Although a servant, Mr. Bates might be evolving into the tragic hero on “Downton Abbey.” Through Mrs. Hughes he finally found out why Anna had been so distant and had moved out of the cottage. She had been raped. As yet Mr. Bates doesn't know who the villain is but he is determined to find out. That's the rub.
What the audience knows of Mr. Bates is that he, despite the veneer of self-restraint, is a creature of instinct. When he ferrets out the rapist, it is unlikely that he will turn the matter over to the authorities. The odds are high he will kill the valet who had been visiting the Abbey.
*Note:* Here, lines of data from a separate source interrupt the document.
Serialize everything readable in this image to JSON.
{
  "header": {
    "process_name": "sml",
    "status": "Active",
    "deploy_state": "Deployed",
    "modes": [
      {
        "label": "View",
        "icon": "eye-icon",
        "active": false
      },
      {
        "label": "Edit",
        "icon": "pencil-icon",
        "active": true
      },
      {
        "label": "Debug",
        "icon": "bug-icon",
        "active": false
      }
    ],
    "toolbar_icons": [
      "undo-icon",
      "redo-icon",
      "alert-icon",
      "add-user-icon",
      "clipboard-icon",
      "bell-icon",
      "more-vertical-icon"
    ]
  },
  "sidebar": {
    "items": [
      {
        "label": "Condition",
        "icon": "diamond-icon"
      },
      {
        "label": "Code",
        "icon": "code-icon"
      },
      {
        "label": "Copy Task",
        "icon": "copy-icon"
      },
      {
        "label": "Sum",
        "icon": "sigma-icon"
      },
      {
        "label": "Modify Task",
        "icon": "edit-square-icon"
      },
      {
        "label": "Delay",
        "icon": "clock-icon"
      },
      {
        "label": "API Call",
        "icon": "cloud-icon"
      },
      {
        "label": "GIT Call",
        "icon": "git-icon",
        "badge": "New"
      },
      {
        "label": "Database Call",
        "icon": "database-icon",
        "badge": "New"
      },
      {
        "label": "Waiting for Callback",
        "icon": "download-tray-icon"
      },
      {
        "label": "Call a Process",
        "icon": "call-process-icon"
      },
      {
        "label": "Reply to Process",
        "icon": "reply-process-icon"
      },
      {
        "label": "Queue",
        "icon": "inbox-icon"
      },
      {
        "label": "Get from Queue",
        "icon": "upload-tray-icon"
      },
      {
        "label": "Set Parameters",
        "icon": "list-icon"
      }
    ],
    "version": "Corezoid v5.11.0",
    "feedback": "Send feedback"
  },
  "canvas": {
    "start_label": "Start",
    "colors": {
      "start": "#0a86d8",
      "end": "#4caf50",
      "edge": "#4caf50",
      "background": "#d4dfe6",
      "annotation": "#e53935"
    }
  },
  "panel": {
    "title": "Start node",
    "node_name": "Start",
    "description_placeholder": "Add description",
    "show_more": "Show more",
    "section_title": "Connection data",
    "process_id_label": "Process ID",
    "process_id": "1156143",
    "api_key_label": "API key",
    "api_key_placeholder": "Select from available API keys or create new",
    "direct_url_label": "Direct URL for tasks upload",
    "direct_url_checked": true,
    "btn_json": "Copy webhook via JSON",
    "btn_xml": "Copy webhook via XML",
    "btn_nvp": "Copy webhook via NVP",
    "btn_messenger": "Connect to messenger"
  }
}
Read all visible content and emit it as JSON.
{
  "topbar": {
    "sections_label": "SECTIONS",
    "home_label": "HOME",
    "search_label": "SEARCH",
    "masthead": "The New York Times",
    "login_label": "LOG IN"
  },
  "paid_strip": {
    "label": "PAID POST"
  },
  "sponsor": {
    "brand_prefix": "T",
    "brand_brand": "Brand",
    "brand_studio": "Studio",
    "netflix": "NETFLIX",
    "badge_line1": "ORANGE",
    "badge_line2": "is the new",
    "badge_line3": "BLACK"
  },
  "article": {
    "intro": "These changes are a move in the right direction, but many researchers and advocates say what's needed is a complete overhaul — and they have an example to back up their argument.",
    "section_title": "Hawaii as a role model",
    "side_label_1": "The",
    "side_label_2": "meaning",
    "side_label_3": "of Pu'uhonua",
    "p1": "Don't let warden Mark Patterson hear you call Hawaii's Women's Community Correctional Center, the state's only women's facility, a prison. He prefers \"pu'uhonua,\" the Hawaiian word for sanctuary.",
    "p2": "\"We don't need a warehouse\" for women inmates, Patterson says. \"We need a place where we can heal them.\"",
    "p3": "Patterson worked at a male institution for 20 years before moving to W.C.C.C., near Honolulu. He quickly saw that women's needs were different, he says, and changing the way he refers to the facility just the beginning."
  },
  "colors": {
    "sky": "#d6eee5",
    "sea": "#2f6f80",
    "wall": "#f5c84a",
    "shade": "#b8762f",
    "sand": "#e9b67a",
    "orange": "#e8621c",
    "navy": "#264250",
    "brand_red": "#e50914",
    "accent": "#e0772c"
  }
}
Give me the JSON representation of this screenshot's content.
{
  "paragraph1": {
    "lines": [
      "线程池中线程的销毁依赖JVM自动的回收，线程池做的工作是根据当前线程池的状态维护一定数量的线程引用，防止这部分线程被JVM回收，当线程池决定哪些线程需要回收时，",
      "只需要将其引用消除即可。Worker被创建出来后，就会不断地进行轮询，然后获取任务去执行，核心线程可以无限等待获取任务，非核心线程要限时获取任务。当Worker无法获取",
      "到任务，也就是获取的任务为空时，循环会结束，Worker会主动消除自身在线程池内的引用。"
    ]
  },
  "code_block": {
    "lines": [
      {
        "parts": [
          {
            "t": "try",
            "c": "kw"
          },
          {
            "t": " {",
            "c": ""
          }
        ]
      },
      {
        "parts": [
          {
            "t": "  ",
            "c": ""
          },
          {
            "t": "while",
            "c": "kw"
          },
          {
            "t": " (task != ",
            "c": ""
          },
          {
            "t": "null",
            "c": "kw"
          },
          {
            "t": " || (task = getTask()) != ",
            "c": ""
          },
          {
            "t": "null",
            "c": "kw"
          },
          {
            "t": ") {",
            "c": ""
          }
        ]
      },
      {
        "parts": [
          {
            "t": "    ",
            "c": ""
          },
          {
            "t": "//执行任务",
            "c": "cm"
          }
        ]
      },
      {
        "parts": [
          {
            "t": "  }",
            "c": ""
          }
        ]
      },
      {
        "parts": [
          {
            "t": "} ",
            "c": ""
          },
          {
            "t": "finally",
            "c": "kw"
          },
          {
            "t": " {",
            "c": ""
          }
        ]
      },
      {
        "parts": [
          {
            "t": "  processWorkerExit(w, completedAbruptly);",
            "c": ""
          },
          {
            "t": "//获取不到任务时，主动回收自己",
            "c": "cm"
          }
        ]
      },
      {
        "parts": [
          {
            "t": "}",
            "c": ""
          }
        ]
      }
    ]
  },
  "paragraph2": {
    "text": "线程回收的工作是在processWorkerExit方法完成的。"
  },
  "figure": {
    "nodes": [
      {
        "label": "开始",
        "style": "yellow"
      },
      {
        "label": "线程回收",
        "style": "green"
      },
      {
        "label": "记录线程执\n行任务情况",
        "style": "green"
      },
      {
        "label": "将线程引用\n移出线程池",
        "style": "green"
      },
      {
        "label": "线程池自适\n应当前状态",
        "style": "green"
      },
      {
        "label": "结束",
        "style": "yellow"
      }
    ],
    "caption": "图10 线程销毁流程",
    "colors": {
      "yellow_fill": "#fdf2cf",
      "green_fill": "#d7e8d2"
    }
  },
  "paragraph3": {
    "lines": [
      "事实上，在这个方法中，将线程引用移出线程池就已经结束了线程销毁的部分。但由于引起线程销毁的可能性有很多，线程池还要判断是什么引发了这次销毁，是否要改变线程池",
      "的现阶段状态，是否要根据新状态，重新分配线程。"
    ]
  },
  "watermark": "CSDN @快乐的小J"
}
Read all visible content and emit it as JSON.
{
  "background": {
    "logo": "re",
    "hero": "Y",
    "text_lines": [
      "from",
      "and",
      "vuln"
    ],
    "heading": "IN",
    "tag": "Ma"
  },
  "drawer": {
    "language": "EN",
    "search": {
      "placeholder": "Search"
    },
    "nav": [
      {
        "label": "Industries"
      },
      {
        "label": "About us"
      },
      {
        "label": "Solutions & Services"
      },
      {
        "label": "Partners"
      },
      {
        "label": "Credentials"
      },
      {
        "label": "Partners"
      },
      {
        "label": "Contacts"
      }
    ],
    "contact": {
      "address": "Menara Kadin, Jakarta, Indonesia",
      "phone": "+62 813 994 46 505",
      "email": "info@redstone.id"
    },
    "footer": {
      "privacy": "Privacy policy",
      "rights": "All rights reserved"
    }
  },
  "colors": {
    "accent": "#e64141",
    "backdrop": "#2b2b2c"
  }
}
Mr. Bates has the nobility of a tragic hero. In fact, there's more depth to him than there is shared by all the males who roam about upstairs. The Earl doesn't understand a changing world. Tom is returing to his youthful radicalism. Mary's suitors don't have much to them. Edith's lover Michael is MIA, perhaps because he suspects that his beloved is with child.